____ Provided material

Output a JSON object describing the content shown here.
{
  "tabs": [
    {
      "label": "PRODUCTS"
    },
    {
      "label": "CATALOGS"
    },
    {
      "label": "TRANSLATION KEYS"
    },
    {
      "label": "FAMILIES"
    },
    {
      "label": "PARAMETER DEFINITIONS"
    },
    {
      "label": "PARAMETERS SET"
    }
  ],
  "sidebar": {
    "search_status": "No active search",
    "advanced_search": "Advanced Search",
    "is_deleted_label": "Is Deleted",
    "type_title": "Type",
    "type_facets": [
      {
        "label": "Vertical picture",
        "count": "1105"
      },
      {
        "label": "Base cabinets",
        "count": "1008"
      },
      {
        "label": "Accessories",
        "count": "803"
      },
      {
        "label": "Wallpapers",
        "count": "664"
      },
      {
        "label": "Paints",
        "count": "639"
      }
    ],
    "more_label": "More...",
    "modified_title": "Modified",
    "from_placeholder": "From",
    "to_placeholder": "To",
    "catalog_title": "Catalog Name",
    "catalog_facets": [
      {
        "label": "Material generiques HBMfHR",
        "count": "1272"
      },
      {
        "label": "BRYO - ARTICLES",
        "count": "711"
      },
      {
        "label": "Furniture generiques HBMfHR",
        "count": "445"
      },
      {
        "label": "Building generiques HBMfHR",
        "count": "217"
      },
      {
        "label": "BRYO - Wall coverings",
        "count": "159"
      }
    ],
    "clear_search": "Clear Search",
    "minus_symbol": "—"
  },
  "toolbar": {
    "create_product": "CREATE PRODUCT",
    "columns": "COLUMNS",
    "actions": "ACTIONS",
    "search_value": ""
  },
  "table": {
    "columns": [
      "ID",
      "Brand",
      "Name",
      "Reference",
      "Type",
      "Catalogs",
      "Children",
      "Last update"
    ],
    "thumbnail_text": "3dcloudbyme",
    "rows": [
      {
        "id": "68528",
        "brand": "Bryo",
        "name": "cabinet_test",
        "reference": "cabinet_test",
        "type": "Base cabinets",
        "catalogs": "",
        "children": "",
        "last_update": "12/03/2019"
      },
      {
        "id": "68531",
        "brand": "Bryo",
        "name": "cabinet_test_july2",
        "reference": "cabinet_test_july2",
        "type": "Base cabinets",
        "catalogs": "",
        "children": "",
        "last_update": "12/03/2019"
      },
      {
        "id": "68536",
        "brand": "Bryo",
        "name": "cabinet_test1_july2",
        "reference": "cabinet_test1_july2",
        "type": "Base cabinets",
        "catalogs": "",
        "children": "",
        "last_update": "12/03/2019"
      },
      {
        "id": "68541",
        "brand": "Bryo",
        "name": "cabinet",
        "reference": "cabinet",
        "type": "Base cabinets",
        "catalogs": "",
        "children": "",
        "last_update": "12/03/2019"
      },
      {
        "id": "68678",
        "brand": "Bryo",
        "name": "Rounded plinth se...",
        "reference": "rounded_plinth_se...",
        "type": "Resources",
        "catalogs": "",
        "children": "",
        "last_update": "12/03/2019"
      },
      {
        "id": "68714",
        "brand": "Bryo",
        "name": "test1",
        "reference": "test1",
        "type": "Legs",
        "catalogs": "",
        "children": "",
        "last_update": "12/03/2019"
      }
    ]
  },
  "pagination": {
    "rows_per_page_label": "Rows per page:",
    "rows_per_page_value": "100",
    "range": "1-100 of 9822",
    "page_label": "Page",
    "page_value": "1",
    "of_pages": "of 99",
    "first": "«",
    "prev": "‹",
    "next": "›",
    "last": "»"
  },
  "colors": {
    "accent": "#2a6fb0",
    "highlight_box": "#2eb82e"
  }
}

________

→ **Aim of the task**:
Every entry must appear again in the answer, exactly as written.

→ **Answer to this problem**:
Output a JSON object describing the content shown here.
{
  "tabs": [
    {
      "label": "PRODUCTS"
    },
    {
      "label": "CATALOGS"
    },
    {
      "label": "TRANSLATION KEYS"
    },
    {
      "label": "FAMILIES"
    },
    {
      "label": "PARAMETER DEFINITIONS"
    },
    {
      "label": "PARAMETERS SET"
    }
  ],
  "sidebar": {
    "search_status": "No active search",
    "advanced_search": "Advanced Search",
    "is_deleted_label": "Is Deleted",
    "type_title": "Type",
    "type_facets": [
      {
        "label": "Vertical picture",
        "count": "1105"
      },
      {
        "label": "Base cabinets",
        "count": "1008"
      },
      {
        "label": "Accessories",
        "count": "803"
      },
      {
        "label": "Wallpapers",
        "count": "664"
      },
      {
        "label": "Paints",
        "count": "639"
      }
    ],
    "more_label": "More...",
    "modified_title": "Modified",
    "from_placeholder": "From",
    "to_placeholder": "To",
    "catalog_title": "Catalog Name",
    "catalog_facets": [
      {
        "label": "Material generiques HBMfHR",
        "count": "1272"
      },
      {
        "label": "BRYO - ARTICLES",
        "count": "711"
      },
      {
        "label": "Furniture generiques HBMfHR",
        "count": "445"
      },
      {
        "label": "Building generiques HBMfHR",
        "count": "217"
      },
      {
        "label": "BRYO - Wall coverings",
        "count": "159"
      }
    ],
    "clear_search": "Clear Search",
    "minus_symbol": "—"
  },
  "toolbar": {
    "create_product": "CREATE PRODUCT",
    "columns": "COLUMNS",
    "actions": "ACTIONS",
    "search_value": ""
  },
  "table": {
    "columns": [
      "ID",
      "Brand",
      "Name",
      "Reference",
      "Type",
      "Catalogs",
      "Children",
      "Last update"
    ],
    "thumbnail_text": "3dcloudbyme",
    "rows": [
      {
        "id": "68528",
        "brand": "Bryo",
        "name": "cabinet_test",
        "reference": "cabinet_test",
        "type": "Base cabinets",
        "catalogs": "",
        "children": "",
        "last_update": "12/03/2019"
      },
      {
        "id": "68531",
        "brand": "Bryo",
        "name": "cabinet_test_july2",
        "reference": "cabinet_test_july2",
        "type": "Base cabinets",
        "catalogs": "",
        "children": "",
        "last_update": "12/03/2019"
      },
      {
        "id": "68536",
        "brand": "Bryo",
        "name": "cabinet_test1_july2",
        "reference": "cabinet_test1_july2",
        "type": "Base cabinets",
        "catalogs": "",
        "children": "",
        "last_update": "12/03/2019"
      },
      {
        "id": "68541",
        "brand": "Bryo",
        "name": "cabinet",
        "reference": "cabinet",
        "type": "Base cabinets",
        "catalogs": "",
        "children": "",
        "last_update": "12/03/2019"
      },
      {
        "id": "68678",
        "brand": "Bryo",
        "name": "Rounded plinth se...",
        "reference": "rounded_plinth_se...",
        "type": "Resources",
        "catalogs": "",
        "children": "",
        "last_update": "12/03/2019"
      },
      {
        "id": "68714",
        "brand": "Bryo",
        "name": "test1",
        "reference": "test1",
        "type": "Legs",
        "catalogs": "",
        "children": "",
        "last_update": "12/03/2019"
      }
    ]
  },
  "pagination": {
    "rows_per_page_label": "Rows per page:",
    "rows_per_page_value": "100",
    "range": "1-100 of 9822",
    "page_label": "Page",
    "page_value": "1",
    "of_pages": "of 99",
    "first": "«",
    "prev": "‹",
    "next": "›",
    "last": "»"
  },
  "colors": {
    "accent": "#2a6fb0",
    "highlight_box": "#2eb82e"
  }
}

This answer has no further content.